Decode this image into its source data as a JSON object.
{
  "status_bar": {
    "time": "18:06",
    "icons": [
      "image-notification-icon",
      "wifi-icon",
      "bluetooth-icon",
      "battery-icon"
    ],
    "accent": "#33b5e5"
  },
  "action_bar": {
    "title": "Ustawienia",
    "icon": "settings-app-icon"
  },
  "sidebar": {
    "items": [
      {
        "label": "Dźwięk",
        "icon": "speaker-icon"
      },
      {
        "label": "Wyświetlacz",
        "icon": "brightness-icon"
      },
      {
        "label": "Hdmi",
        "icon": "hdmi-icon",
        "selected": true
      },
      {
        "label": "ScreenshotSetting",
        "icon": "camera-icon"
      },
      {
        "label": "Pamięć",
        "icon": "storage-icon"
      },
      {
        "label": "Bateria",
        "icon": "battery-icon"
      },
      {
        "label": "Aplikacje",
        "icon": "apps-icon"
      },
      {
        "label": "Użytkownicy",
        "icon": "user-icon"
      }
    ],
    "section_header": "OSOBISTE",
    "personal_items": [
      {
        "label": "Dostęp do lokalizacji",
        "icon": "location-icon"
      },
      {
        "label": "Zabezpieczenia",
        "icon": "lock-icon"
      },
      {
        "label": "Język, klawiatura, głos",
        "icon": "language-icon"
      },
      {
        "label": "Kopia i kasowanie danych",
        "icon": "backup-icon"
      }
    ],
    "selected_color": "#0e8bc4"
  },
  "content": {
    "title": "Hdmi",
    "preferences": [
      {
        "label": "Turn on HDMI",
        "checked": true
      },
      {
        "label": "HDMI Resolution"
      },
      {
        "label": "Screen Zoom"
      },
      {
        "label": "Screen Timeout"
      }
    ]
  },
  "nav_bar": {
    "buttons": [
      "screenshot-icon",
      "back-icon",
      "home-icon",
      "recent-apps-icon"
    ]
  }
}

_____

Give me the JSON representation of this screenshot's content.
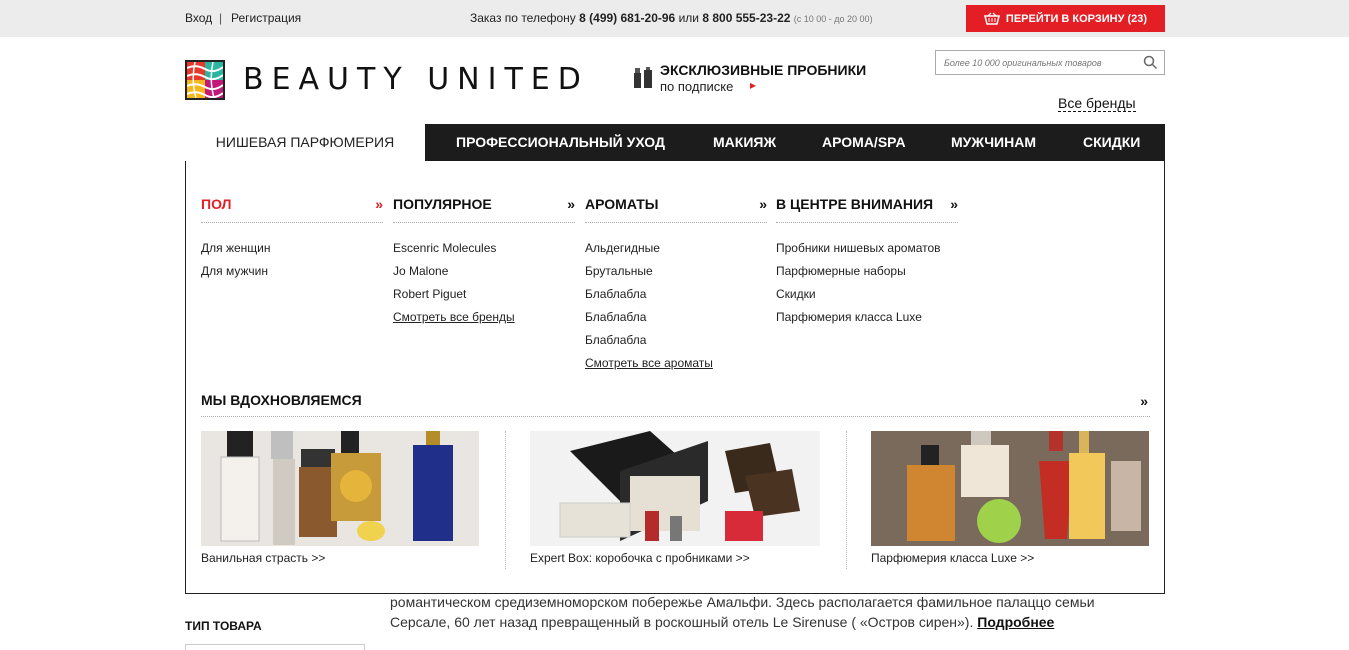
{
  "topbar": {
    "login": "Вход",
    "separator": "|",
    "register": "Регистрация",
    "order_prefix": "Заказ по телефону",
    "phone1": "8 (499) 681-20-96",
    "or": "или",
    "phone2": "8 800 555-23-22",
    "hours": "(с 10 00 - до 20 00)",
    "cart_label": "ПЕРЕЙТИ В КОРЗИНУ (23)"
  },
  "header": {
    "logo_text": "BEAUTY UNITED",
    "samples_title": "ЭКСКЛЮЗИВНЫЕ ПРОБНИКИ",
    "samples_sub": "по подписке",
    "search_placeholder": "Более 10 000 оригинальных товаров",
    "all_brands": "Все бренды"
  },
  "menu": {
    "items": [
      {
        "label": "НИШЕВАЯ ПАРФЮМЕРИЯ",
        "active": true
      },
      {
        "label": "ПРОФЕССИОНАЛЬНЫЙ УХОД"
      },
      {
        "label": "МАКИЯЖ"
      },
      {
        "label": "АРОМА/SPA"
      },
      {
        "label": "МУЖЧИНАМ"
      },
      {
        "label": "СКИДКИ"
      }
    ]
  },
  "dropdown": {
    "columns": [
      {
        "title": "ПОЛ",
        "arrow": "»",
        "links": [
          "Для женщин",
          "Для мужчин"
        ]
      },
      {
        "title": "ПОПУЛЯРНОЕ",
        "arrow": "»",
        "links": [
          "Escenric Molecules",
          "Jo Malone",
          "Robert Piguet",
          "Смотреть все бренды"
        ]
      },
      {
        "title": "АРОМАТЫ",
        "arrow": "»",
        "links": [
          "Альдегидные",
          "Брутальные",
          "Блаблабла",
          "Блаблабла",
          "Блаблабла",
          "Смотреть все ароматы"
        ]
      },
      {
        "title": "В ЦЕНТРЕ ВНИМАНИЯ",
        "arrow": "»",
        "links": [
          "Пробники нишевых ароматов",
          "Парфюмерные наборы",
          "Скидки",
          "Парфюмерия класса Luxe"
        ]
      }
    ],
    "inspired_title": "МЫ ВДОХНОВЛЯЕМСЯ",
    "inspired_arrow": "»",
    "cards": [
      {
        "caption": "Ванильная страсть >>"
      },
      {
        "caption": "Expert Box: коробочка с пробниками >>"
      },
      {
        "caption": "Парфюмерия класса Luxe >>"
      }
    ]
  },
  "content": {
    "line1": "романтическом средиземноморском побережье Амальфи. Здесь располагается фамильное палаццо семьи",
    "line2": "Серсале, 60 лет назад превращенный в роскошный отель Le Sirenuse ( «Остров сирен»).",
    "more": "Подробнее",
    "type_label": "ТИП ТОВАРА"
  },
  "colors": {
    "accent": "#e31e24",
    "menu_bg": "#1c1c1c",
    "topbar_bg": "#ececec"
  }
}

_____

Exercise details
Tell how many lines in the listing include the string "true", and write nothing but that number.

Exercise solution
3